Mr. Seeram: What if three cane-cutters were killed by the police in a similar scenario?
I enjoyed reading Ralph Seeram’s article titled: “The Opposition wants to take Guyana back to the Sixties” (KN, July 29th).
Seeram makes nice-sounding arguments: Opposition must share the blame, their backing out of the negotiations led to protests which in turn led to deaths of three protesters; no condemnation of so-called “peaceful protesters” who are engaged in banditry etc. Seeram also raised the specter of the 1960’s racial conflict: Opposition in that bygone era created a “monster” which they could not control.
The reality is that a repeat of the Sixties is not likely to happen. Why not? Those disturbances of the Sixties were designed and paid for by the CIA and had a clear objective, namely, to bring down the government. Today no foreign govt. is interfering in anything.
Still, could a purely internal political matter lead to racial conflict today? This is still an open question. And, Seeram, as a weekly columnist has great responsibilities in helping to shape public opinion to avoid the possibility of racial conflicts re-emerging in Guyana. All of our politics are still openly racial. Those recent campaigns were all about ethnic voting for ethnic parties.
We still have ethnic parties openly practicing racial politics today, long after their founder-leaders for life have passed on. If Seeram would use his powerful pen to help end the existence of ethnic parties – and if it does come to an end – then we would be able to guarantee that racial conflict would never return to the fatherland.

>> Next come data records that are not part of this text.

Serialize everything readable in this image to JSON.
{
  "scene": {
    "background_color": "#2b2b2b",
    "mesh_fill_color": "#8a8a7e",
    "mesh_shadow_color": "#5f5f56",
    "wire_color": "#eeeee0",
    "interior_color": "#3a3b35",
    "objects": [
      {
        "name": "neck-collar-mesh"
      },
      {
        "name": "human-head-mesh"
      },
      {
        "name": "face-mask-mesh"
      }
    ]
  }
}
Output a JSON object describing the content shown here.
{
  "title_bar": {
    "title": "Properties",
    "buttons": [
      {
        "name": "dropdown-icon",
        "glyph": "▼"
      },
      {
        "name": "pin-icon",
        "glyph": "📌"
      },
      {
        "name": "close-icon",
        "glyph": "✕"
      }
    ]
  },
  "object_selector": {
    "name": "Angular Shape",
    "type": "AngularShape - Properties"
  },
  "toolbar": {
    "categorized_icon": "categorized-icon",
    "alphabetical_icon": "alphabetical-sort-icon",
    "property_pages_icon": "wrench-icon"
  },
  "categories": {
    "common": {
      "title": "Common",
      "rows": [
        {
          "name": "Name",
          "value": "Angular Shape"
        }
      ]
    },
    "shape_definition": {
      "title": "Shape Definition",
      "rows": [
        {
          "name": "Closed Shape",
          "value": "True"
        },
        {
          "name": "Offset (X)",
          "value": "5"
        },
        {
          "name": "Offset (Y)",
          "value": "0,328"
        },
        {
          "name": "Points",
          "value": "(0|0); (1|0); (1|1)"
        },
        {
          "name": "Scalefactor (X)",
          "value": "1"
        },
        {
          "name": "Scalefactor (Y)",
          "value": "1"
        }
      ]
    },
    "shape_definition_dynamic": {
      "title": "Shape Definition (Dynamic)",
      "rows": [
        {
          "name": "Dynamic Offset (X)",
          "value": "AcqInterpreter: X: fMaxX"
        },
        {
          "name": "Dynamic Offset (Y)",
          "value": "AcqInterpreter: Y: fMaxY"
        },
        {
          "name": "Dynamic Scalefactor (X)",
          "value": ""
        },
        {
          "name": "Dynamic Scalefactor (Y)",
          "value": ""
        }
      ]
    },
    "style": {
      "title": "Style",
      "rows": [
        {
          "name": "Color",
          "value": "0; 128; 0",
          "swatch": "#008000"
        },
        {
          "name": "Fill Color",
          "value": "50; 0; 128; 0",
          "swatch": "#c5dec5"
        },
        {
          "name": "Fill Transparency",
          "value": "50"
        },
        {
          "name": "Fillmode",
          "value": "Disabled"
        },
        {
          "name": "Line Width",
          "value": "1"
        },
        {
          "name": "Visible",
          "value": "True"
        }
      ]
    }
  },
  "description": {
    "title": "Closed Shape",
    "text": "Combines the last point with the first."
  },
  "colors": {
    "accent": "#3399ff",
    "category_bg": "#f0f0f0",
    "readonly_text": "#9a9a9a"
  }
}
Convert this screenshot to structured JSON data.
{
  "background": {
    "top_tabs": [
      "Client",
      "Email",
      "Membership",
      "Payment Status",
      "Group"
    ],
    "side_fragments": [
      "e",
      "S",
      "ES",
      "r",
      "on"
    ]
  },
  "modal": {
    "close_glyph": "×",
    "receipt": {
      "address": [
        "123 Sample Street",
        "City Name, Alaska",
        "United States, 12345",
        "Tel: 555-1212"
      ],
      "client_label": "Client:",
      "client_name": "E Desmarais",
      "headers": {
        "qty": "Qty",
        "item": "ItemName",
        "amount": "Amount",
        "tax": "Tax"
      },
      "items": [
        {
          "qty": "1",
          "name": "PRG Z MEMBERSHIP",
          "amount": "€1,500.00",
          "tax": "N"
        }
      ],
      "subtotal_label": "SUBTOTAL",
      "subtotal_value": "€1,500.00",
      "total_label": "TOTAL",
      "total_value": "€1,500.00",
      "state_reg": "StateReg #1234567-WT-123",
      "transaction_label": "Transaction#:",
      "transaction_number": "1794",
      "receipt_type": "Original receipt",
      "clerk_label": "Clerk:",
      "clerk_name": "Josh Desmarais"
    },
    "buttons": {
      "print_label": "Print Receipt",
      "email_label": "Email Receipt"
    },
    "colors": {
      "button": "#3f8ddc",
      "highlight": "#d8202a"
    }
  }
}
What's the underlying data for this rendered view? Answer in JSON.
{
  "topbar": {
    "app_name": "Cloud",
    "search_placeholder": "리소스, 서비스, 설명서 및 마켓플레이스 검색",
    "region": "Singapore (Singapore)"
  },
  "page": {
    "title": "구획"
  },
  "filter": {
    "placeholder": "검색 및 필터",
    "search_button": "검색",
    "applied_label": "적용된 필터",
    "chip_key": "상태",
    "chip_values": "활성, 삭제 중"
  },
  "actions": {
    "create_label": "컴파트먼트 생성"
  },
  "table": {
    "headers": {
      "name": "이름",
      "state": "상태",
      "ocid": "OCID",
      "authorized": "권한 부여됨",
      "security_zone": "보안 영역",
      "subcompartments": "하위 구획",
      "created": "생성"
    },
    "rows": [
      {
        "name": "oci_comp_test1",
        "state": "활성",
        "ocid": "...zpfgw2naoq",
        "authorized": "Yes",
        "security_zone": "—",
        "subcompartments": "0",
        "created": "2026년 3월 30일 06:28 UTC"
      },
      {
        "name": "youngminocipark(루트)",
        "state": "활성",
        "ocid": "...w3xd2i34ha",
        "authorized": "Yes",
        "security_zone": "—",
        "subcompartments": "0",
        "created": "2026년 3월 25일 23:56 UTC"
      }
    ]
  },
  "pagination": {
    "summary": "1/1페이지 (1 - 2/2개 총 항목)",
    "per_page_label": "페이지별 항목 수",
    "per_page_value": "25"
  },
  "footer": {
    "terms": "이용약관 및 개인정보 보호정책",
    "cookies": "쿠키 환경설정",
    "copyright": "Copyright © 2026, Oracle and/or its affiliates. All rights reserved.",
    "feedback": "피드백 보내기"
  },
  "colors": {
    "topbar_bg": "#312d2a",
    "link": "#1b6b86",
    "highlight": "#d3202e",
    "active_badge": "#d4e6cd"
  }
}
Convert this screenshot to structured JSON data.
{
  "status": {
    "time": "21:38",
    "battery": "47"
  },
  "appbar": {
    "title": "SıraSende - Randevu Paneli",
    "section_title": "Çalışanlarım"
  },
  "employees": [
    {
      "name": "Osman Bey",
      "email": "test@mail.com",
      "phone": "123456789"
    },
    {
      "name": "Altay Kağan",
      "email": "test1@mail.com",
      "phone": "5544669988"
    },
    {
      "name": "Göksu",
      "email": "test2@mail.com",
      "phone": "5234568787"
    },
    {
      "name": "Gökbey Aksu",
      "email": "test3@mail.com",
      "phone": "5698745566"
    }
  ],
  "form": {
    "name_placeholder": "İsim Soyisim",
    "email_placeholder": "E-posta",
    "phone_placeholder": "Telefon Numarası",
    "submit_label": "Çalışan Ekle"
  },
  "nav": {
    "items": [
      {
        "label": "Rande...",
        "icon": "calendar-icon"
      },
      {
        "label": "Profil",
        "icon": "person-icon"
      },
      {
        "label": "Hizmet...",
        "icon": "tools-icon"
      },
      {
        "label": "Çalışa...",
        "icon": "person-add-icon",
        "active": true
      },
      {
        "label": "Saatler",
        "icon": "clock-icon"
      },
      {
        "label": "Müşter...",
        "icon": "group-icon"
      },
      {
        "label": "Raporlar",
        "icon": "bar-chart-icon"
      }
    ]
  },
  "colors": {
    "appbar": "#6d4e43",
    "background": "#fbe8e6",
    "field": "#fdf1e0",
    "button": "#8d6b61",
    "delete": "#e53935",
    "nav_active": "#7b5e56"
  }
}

I also think Mr. Seeram has studiously and deliberately avoided the core issue of this “Linden crisis”. The core issue is : Should police use live bullets and shoot to kill peaceful protesters, even if they blocked a bridge and disregarded police warnings? Tear gas and water cannons have been proven to be effective weapons to disperse protesters the world over.
So why did the police shoot to kill? Who gave the order? Home Affairs Minister Rohee has to take personal and collective responsibility for these deaths. He does not understand his basic Ministerial responsibility. He lacks the education and training to understand it. Rohee created the anything-goes culture in law enforcement that allowed these killings of peaceful protesters to take place.
Rohee and his staff should have been monitoring the event in real-time on cell- and I-phones, and should have been in communication minute-by-minute with the Police Commander on the scene. In any event a Police Commander cannot give shoot-to-kill orders when he is dealing with protesters. Such decisions should have been above his pay-grade; these are decisions that can be made only by the Home-Affairs Minister or the President.
Minister Rohee must resign today and let the president appoint a well-educated and trained professional to take over the law enforcement portfolio.
One last question for Mr. Seeram: Would you make the same nice neat arguments to defend the government, if three cane-cutters were killed by the police in a similar scenario?